Ian Chappell once remarked that 99 per cent of the time in Adelaide you bat first and the other one per cent, you think about bowling and then bat first! It was the wrong decision from Joe - yes, it was overcast, but there was nothing in the pitch to suggest the ball was going to nip around.
Joe's bowlers weren't great first up, though. Jimmy Anderson, Stuart Broad and Chris Woakes all have this naturally attacking English length but that is too short to these Australians, who play so far back in their crease. Jimmy certainly learned from that, he was outstanding in the second innings.
"Overton didn’t add as much pace to the mix as I would have expected – I thought he might be a little bit more fiery – but he made a reasonable start, albeit that there were too many four balls. It was a huge lift for him to knock over the Australian captain."
Bob on Craig Overton's Test debut
Bob on Steve Smith not enforcing the follow-on…
Not doing so has rather gone out of fashion. One argument might be that Australia are only playing with four bowlers and the three seamers had done a bit of work - that was what Lyon has suggested anyhow.
I wouldn't have any tuck with that, though, and would definitely have put a reeling England back in, under the lights at the best time of the day to bowl.
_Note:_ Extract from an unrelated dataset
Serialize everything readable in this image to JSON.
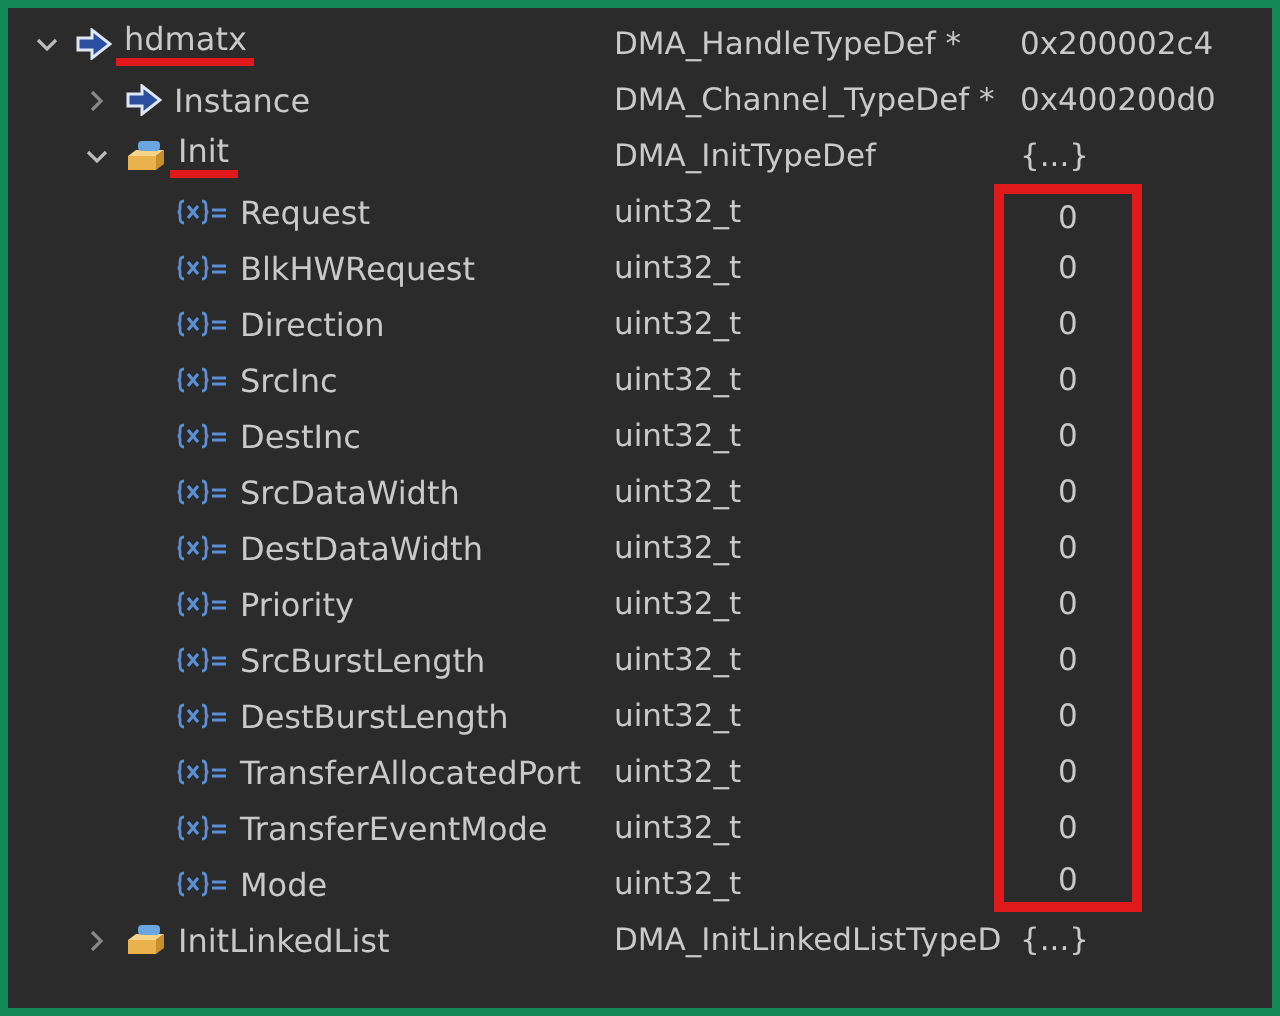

Australia's quicks wouldn't have had to bowl long spells either, with Lyon so capable at locking up an end.
It seems like they have been terrified to make sides follow on ever since VVS Laxman and Rahul Dravid stunned them in Kolkata in 2001 but, on this occasion, it seemed like a no-brainer.
Bob on England dismissing Smith cheaply…
The Australia captain certainly looked a bit tetchy as England threatened to pull off a shock win and it was good for Root's side that they managed to dismiss him cheaply in both innings - they bowled far better at him in Adelaide than in Brisbane. You can't say he's out of nick but this Test gives England a mini-win, if you like, after two relative failures.
The problem is that the players we considered makeshift - Shaun Marsh, Tim Paine - have come to the party, scored runs and filled themselves with confidence. It's only really Peter Handscomb and, to a lesser extent, Cameron Bancroft who are a little short of runs. They seem like the weakest links for me.